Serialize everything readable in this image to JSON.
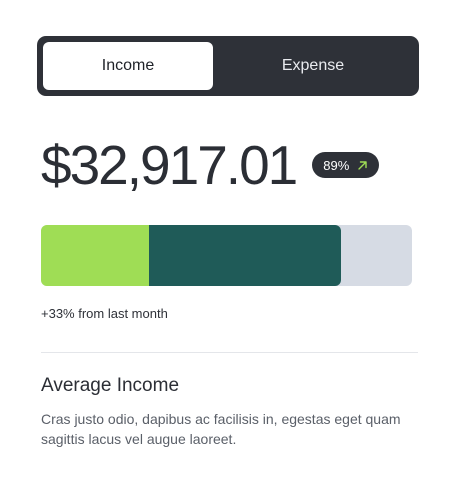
{
  "tabs": [
    {
      "label": "Income",
      "active": true
    },
    {
      "label": "Expense",
      "active": false
    }
  ],
  "summary": {
    "amount": "$32,917.01",
    "badge_text": "89%",
    "badge_icon": "arrow-up-right-icon",
    "change_text": "+33% from last month"
  },
  "progress": {
    "segments": [
      {
        "name": "income-share",
        "fraction": 0.29,
        "color": "#9fdd55"
      },
      {
        "name": "second-share",
        "fraction": 0.52,
        "color": "#1f5b58"
      }
    ],
    "track_color": "#d6dbe4"
  },
  "section": {
    "title": "Average Income",
    "body": "Cras justo odio, dapibus ac facilisis in, egestas eget quam sagittis lacus vel augue laoreet."
  },
  "colors": {
    "dark": "#2e3138",
    "accent_green": "#9fdd55",
    "deep_green": "#1f5b58"
  }
}
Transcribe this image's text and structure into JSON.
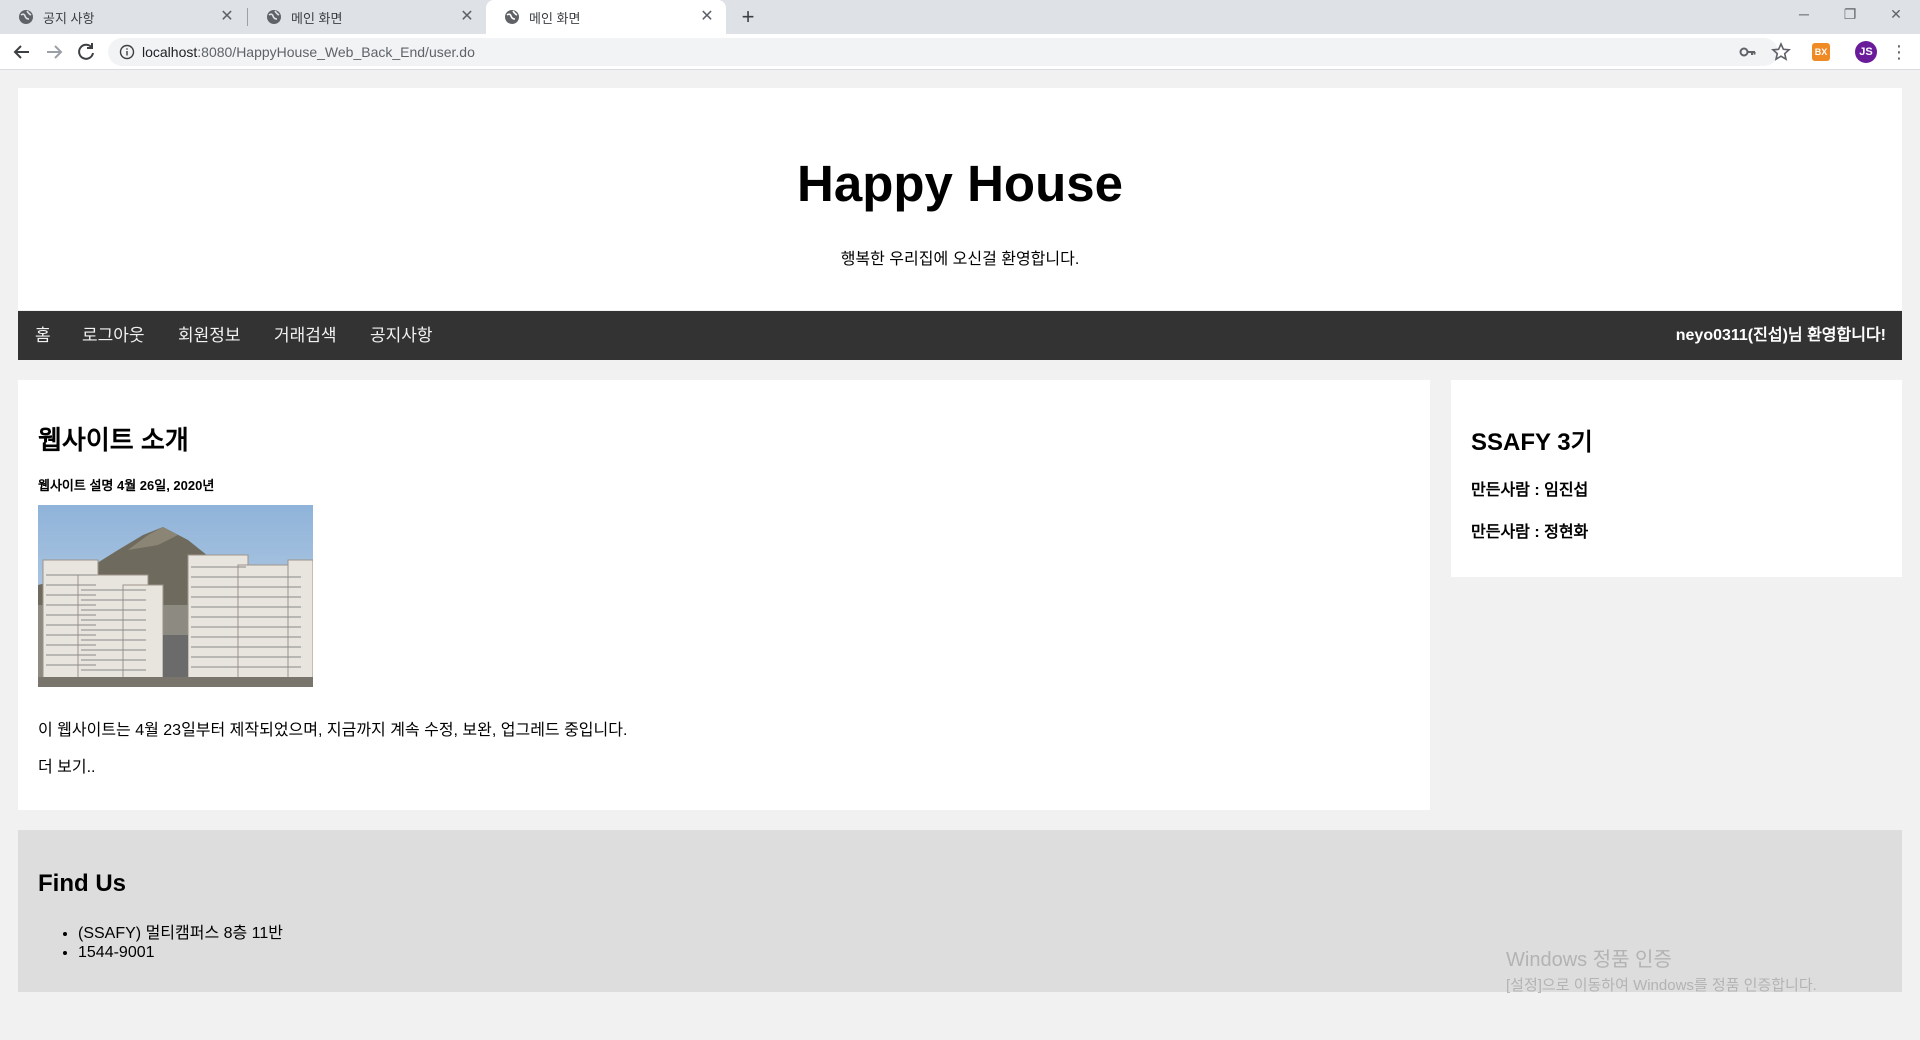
{
  "browser": {
    "tabs": [
      {
        "title": "공지 사항",
        "active": false
      },
      {
        "title": "메인 화면",
        "active": false
      },
      {
        "title": "메인 화면",
        "active": true
      }
    ],
    "url_host": "localhost",
    "url_rest": ":8080/HappyHouse_Web_Back_End/user.do",
    "ext_label": "BX",
    "avatar_initials": "JS"
  },
  "header": {
    "title": "Happy House",
    "subtitle": "행복한 우리집에 오신걸 환영합니다."
  },
  "nav": {
    "items": [
      "홈",
      "로그아웃",
      "회원정보",
      "거래검색",
      "공지사항"
    ],
    "welcome": "neyo0311(진섭)님 환영합니다!"
  },
  "main": {
    "heading": "웹사이트 소개",
    "subheading": "웹사이트 설명 4월 26일, 2020년",
    "description": "이 웹사이트는 4월 23일부터 제작되었으며, 지금까지 계속 수정, 보완, 업그레드 중입니다.",
    "more": "더 보기.."
  },
  "side": {
    "heading": "SSAFY 3기",
    "makers": [
      "만든사람 : 임진섭",
      "만든사람 : 정현화"
    ]
  },
  "footer": {
    "heading": "Find Us",
    "items": [
      "(SSAFY) 멀티캠퍼스 8층 11반",
      "1544-9001"
    ]
  },
  "watermark": {
    "title": "Windows 정품 인증",
    "subtitle": "[설정]으로 이동하여 Windows를 정품 인증합니다."
  },
  "colors": {
    "nav_bg": "#333333",
    "footer_bg": "#dddddd",
    "page_bg": "#f1f1f1"
  }
}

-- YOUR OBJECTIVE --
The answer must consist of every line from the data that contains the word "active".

-- SOLUTION FOR THIS TASK --
      "active": true
      "active": false
        "active": false
        "active": false
        "active": true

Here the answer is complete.